When I left Norridgewock that night, I had taken off on good snowpack. We like snowpack in Maine. I don’t know what its coefficient of friction is—it obviously varies with the temperature—but snowpack has decent traction. You can land, take off and taxi on snowpack without more than average caution. Ice (glare ice), on the other hand, is an entirely different animal. Nothing and no one can deal with glare ice—that is, unless your airplane is going straight and easy and no other forces, like a crosswind, are pushing you off a true track. One puff of sidewinder air, and Newton’s Law heads for the nearest snowbank.
The runway at Greenville that night had looked odd. I now gave it closer scrutiny. “Damn, this is glare ice. It must have rained or thawed here recently,” I thought. I turned around and taxied for takeoff in the opposite direction I had landed. The crosswind was now roughly 90 degrees across the runway. I could tell this by some blowing snow. Time to go before it gets worse. I advanced the throttle and headed down the tunnel between the snowbanks.
Right away, the crosswind began drifting me toward the left snowbank. I put in some right rudder and weathervaned about 10 degrees.

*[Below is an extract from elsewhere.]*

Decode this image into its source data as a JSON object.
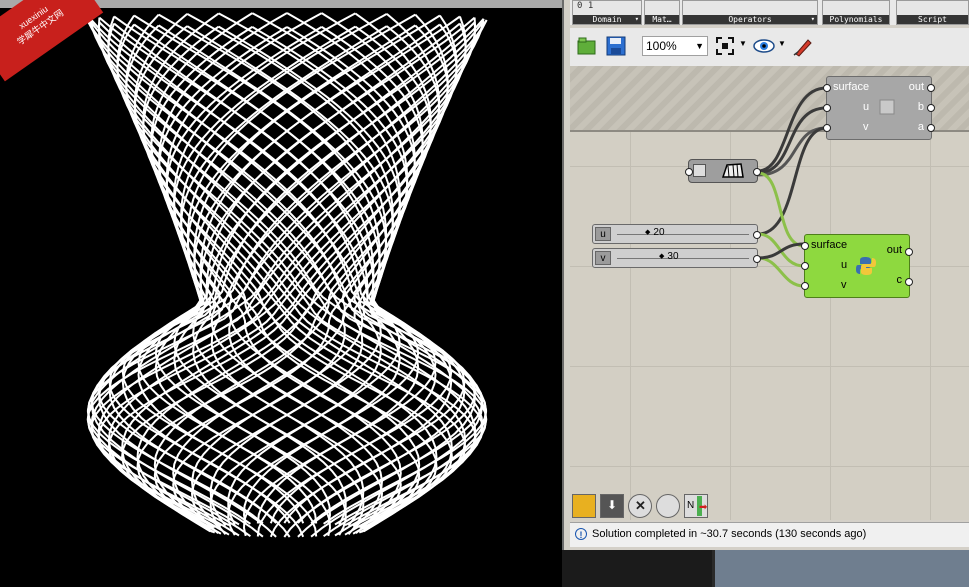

I had the ailerons tilted that way, too, but I was still too slow for them to take effect. Soon I was 15 degrees right, maybe a little more than that, literally skating slightly sideways down a dark runway. For a long second there, I thought, “Hmm, this is working pretty well.” Then I saw something that changed my thinking. The lights on the Tri-Pacer sit way out on the left wing, so I could see at least a few yards down the runway. And there, coming up fast now, very fast, was a big flaw in this sideways-on-ice idea: a bare spot 10 or 15 yards wide across the runway. No time to think about what would happen if I hit that nice wheel-grabbing asphalt in a full-power sideways skid.
Left rudder, center the nose on the runway, ailerons full hard to the right, full flaps—in a Tri- Pacer, you can yank the flaps down with a Johnson bar in a second—time to get off the ground early, right wing now coming down nicely, holding me square, and “pop,” we are up and into the pure blackness of the North Woods.
As a non-instrument-rated pilot, I have rarely been as happy to glue my eyes to the gauges and make a 30-degree climbing turn back over the airport. There’s no messing about in the dark out here. Greenville has mountains to the north, east and south. I got the snow-dimmed runway lights back in sight and spiraled back up to unoccupied air.
Any time you fly on contaminated surfaces, there’s the possibility that braking and/or directional control could be compromised. But if you want to
fly in the wintertime in any northern state, you’ve got to accept at least some of that risk. For me, the rule is, no crosswind takeoffs on glare ice unless the wind is right down the middle over home plate. You might get away with sliding around on glare ice if you are on a big chunk of frozen lake, preferably one not cluttered with ice-fishing shacks full of happy campers. But snow-free ice on lakes is rarely smooth everywhere. Best to have an avenue directly into the wind, or just wait it out in place. Always have an out, and if you don’t, wait to fly until you do.
From Chuck Boyer’s book, Remove After Flight, Amazon Books.